In these times where oil and electricity prices are steadily rising, it should be the architect’s prerogative to design and build structures that are more efficient and sustainable – Green Architecture. Even as the Republic is screaming for lower fuel and electricity costs, we as architects’ should look into our work and see what we can offer and contribute. As numerous researches and studies have concluded, daylighting and its integration with electric lighting significantly reduce the amount of electricity that is needed to illuminate buildings. Organizations such as the US Green Building Council and its local counterpart the Philippine Green Building Council are actively advocating Green Architecture which promises a more efficient and sustainable use of the country’s resources. The US currently gives recognition to buildings that are on a certain level of efficiency through a point-based certification system known as the The Leadership in Energy and Environmental Design (LEED) Green Building Rating System. Through its recognition system, building professionals are inclined to design their buildings under a set criterion. LEED is a third party certification program and the nationally accepted benchmark for the design, construction and operation of high performance green buildings. LEED gives building owners and operators the tools they need to have an immediate and measurable impact on their buildings’ performance. LEED promotes a whole-building approach to sustainability by recognizing performance in five key areas of human and environmental health: sustainable site development, water savings, energy efficiency, materials selection and indoor environmental quality.
Efficiently lighting interiors is just one of the many aspects of design that an architect may tackle, it is however one of the most challenging and fruitful task that once perfected will certainly be beneficial to the building as it increases its life-cycle, the occupant as it promotes a healthier working (or living) condition and the environment as it lessens the impact of using electric power.
“Better to do something imperfectly than to do nothing flawlessly.” – Robert H. Schuller
In the local practice of architecture, lighting is often given little attention by the architect. Being the chief professional in the design of buildings, they tend to overlook the value of proper lighting design and its effects on the overall performance of the building and its occupants. In most cases, the architect leaves the electric lighting design to other professionals and would account for the failure to achieve the goal of a well illuminated and comfortable built-environment; after all, architecture is about the marriage of art and engineering.

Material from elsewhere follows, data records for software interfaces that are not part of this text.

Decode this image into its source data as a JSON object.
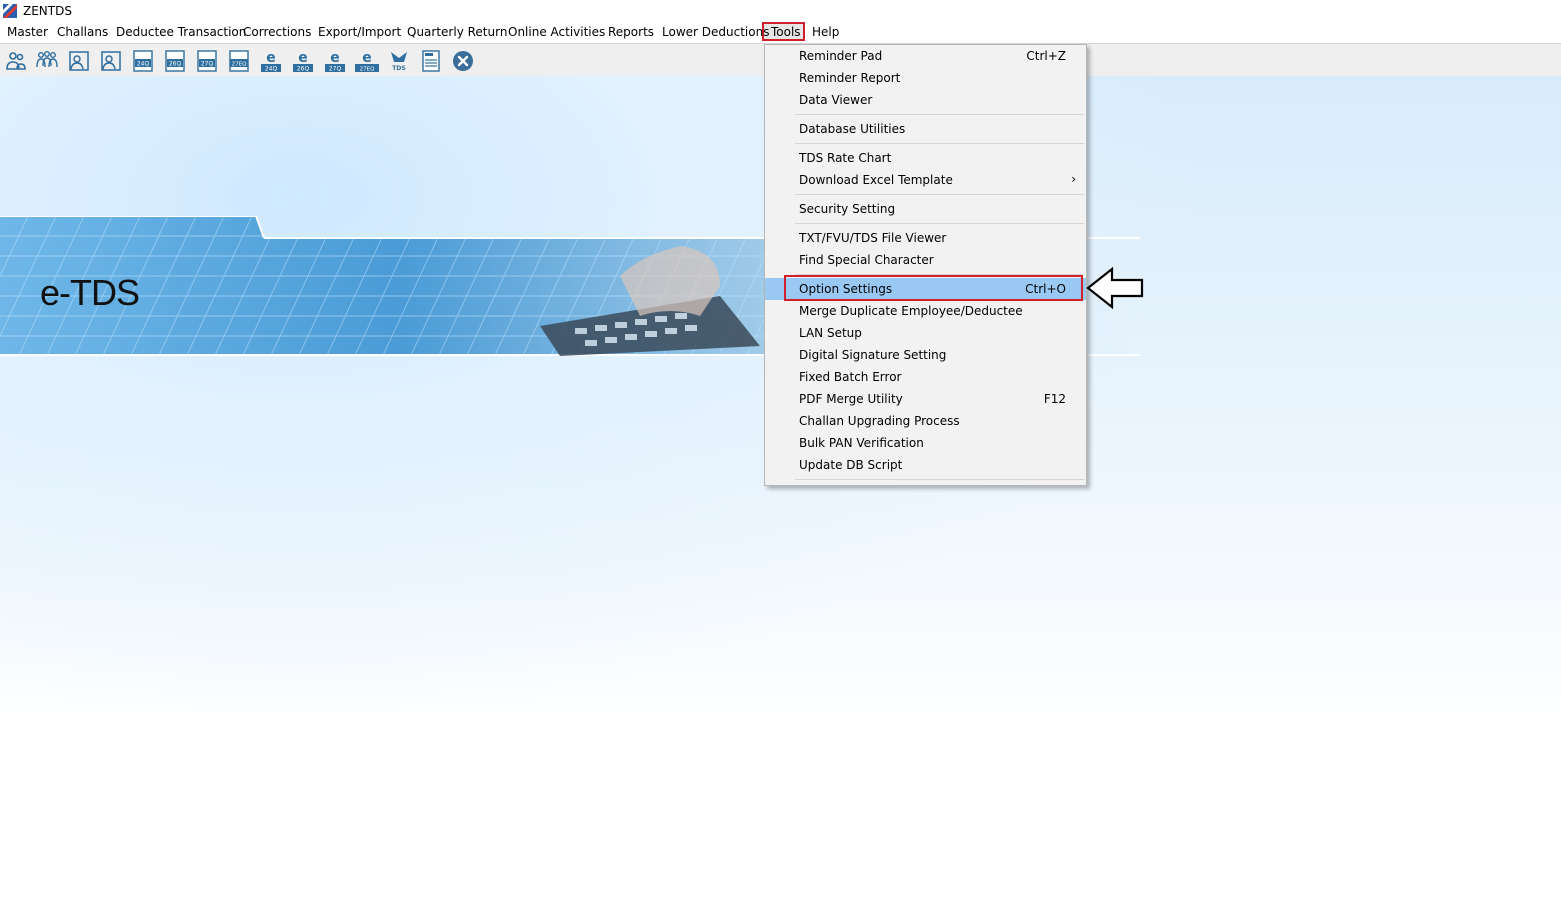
{
  "window": {
    "title": "ZENTDS"
  },
  "menubar": {
    "items": [
      "Master",
      "Challans",
      "Deductee Transaction",
      "Corrections",
      "Export/Import",
      "Quarterly Return",
      "Online Activities",
      "Reports",
      "Lower Deductions",
      "Tools",
      "Help"
    ],
    "active": "Tools"
  },
  "toolbar": {
    "buttons": [
      {
        "icon": "deductor-icon"
      },
      {
        "icon": "group-users-icon"
      },
      {
        "icon": "employee-icon"
      },
      {
        "icon": "deductee-icon"
      },
      {
        "icon": "form-24q-icon",
        "label": "24Q"
      },
      {
        "icon": "form-26q-icon",
        "label": "26Q"
      },
      {
        "icon": "form-27q-icon",
        "label": "27Q"
      },
      {
        "icon": "form-27eq-icon",
        "label": "27EQ"
      },
      {
        "icon": "e-24q-icon",
        "label": "24Q"
      },
      {
        "icon": "e-26q-icon",
        "label": "26Q"
      },
      {
        "icon": "e-27q-icon",
        "label": "27Q"
      },
      {
        "icon": "e-27eq-icon",
        "label": "27EQ"
      },
      {
        "icon": "tds-icon",
        "label": "TDS"
      },
      {
        "icon": "report-icon"
      },
      {
        "icon": "close-circle-icon"
      }
    ]
  },
  "banner": {
    "label": "e-TDS"
  },
  "tools_menu": {
    "items": [
      {
        "label": "Reminder Pad",
        "shortcut": "Ctrl+Z"
      },
      {
        "label": "Reminder Report",
        "shortcut": ""
      },
      {
        "label": "Data Viewer",
        "shortcut": ""
      },
      {
        "label": "Database Utilities",
        "shortcut": ""
      },
      {
        "label": "TDS Rate Chart",
        "shortcut": ""
      },
      {
        "label": "Download Excel Template",
        "shortcut": "",
        "submenu": true
      },
      {
        "label": "Security Setting",
        "shortcut": ""
      },
      {
        "label": "TXT/FVU/TDS File Viewer",
        "shortcut": ""
      },
      {
        "label": "Find Special Character",
        "shortcut": ""
      },
      {
        "label": "Option Settings",
        "shortcut": "Ctrl+O",
        "highlighted": true
      },
      {
        "label": "Merge Duplicate Employee/Deductee",
        "shortcut": ""
      },
      {
        "label": "LAN Setup",
        "shortcut": ""
      },
      {
        "label": "Digital Signature Setting",
        "shortcut": ""
      },
      {
        "label": "Fixed Batch Error",
        "shortcut": ""
      },
      {
        "label": "PDF Merge Utility",
        "shortcut": "F12"
      },
      {
        "label": "Challan Upgrading Process",
        "shortcut": ""
      },
      {
        "label": "Bulk PAN Verification",
        "shortcut": ""
      },
      {
        "label": "Update DB Script",
        "shortcut": ""
      }
    ]
  },
  "colors": {
    "highlight": "#99c9f3",
    "annotation": "#d0202e",
    "icon_blue": "#2f6f9f"
  }
}
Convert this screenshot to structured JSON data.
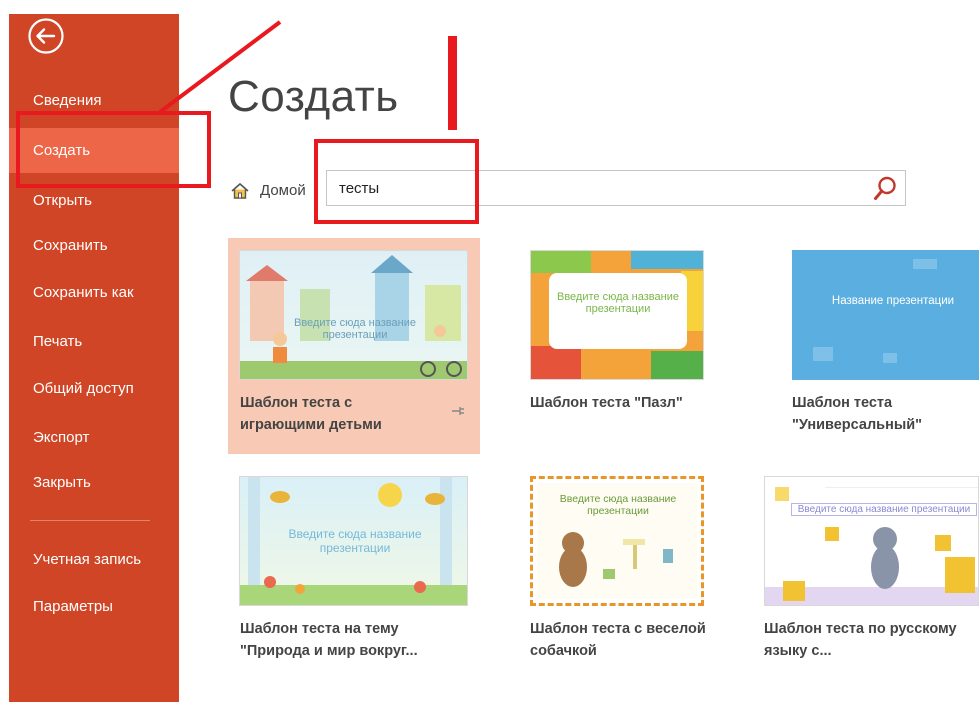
{
  "sidebar": {
    "items": [
      {
        "label": "Сведения"
      },
      {
        "label": "Создать"
      },
      {
        "label": "Открыть"
      },
      {
        "label": "Сохранить"
      },
      {
        "label": "Сохранить как"
      },
      {
        "label": "Печать"
      },
      {
        "label": "Общий доступ"
      },
      {
        "label": "Экспорт"
      },
      {
        "label": "Закрыть"
      },
      {
        "label": "Учетная запись"
      },
      {
        "label": "Параметры"
      }
    ],
    "active": "Создать"
  },
  "main": {
    "title": "Создать",
    "breadcrumb_home": "Домой",
    "search": {
      "value": "тесты"
    }
  },
  "templates": [
    {
      "caption": "Шаблон теста с играющими детьми",
      "thumb_text": "Введите сюда название презентации",
      "selected": true
    },
    {
      "caption": "Шаблон теста \"Пазл\"",
      "thumb_text": "Введите сюда название презентации"
    },
    {
      "caption": "Шаблон теста \"Универсальный\"",
      "thumb_text": "Название презентации"
    },
    {
      "caption": "Шаблон теста на тему \"Природа и мир вокруг...",
      "thumb_text": "Введите сюда название презентации"
    },
    {
      "caption": "Шаблон теста с веселой собачкой",
      "thumb_text": "Введите сюда название презентации"
    },
    {
      "caption": "Шаблон теста по русскому языку с...",
      "thumb_text": "Введите сюда название презентации"
    }
  ],
  "colors": {
    "sidebar": "#cf4525",
    "active_item": "#ec6647",
    "selected_tile": "#f8c9b4",
    "annotation": "#e8191f"
  },
  "icons": [
    "back-arrow-icon",
    "home-icon",
    "search-icon",
    "pin-icon"
  ]
}
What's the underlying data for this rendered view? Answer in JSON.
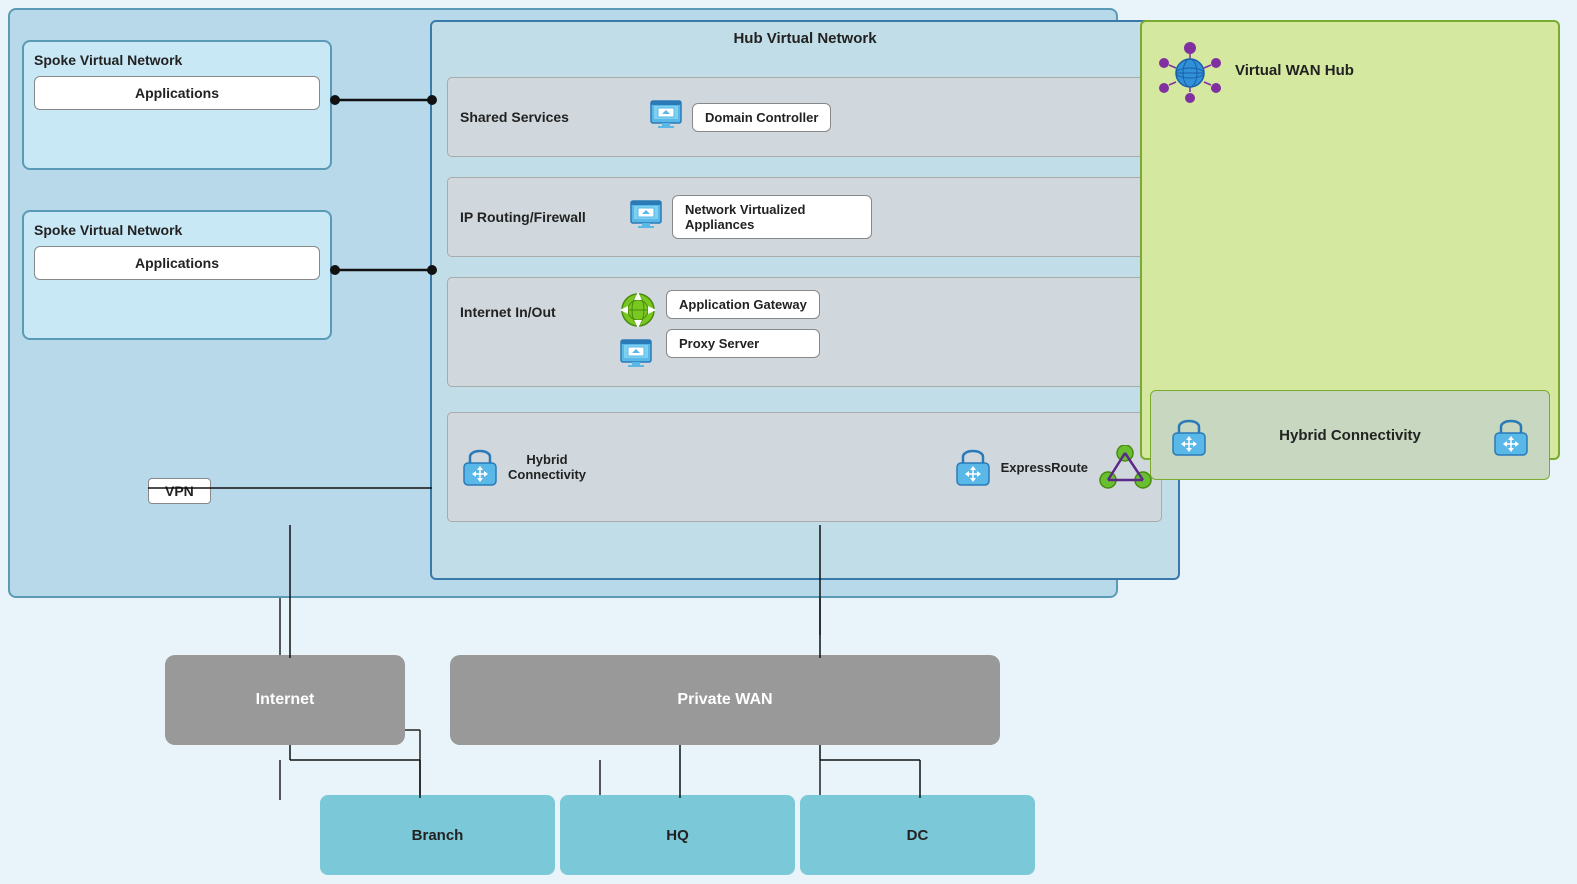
{
  "main_bg": {
    "color": "#b8d9ea"
  },
  "spoke1": {
    "title": "Spoke Virtual Network",
    "app_label": "Applications"
  },
  "spoke2": {
    "title": "Spoke Virtual Network",
    "app_label": "Applications"
  },
  "hub": {
    "title": "Hub Virtual Network",
    "services": [
      {
        "id": "shared-services",
        "label": "Shared Services",
        "component": "Domain Controller"
      },
      {
        "id": "ip-routing",
        "label": "IP Routing/Firewall",
        "component": "Network Virtualized Appliances"
      },
      {
        "id": "internet-inout",
        "label": "Internet In/Out",
        "components": [
          "Application Gateway",
          "Proxy Server"
        ]
      },
      {
        "id": "hybrid-conn",
        "label": "Hybrid Connectivity",
        "sub_label": "ExpressRoute"
      }
    ]
  },
  "vpn": {
    "label": "VPN"
  },
  "wan_hub": {
    "title": "Virtual WAN Hub",
    "hybrid_label": "Hybrid Connectivity"
  },
  "bottom": {
    "internet_label": "Internet",
    "private_wan_label": "Private WAN",
    "branch_label": "Branch",
    "hq_label": "HQ",
    "dc_label": "DC"
  },
  "icons": {
    "monitor": "🖥",
    "lock": "🔒",
    "globe_network": "🌐",
    "routing": "⬆"
  }
}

A critical planning element in any building or renovation project is the lighting system. Both Daylighting and Electric Lighting systems are significant for two reasons; the first being the unwarranted amount of energy that electric lighting can consume compared to the rest of a facility; and the second reason is the effect of light on the behaviour and performance of the building occupants. Lighting systems must be selected carefully to ensure that both the facility and the people using them can operate effectively and efficiently. The best lighting decisions are made when the architect understands the appropriate application for different types of equipment and successfully integrates the daylight and electric lighting system.
When properly designed and effectively integrated, the unified daylighting and electric lighting system can offer significant energy savings by offsetting a portion of the electric lighting load. A related benefit is the reduction in cooling capacity and use by lowering a significant component of internal gains. In addition to energy savings, daylighting generally improves occupant satisfaction and comfort. Studies in the United States are implying improvements in productivity and health in day-lit schools and offices. Windows have more pragmatic uses providing visual relief, interaction with nature, sense of time, orientation, ventilation, and in emergency cases – egress.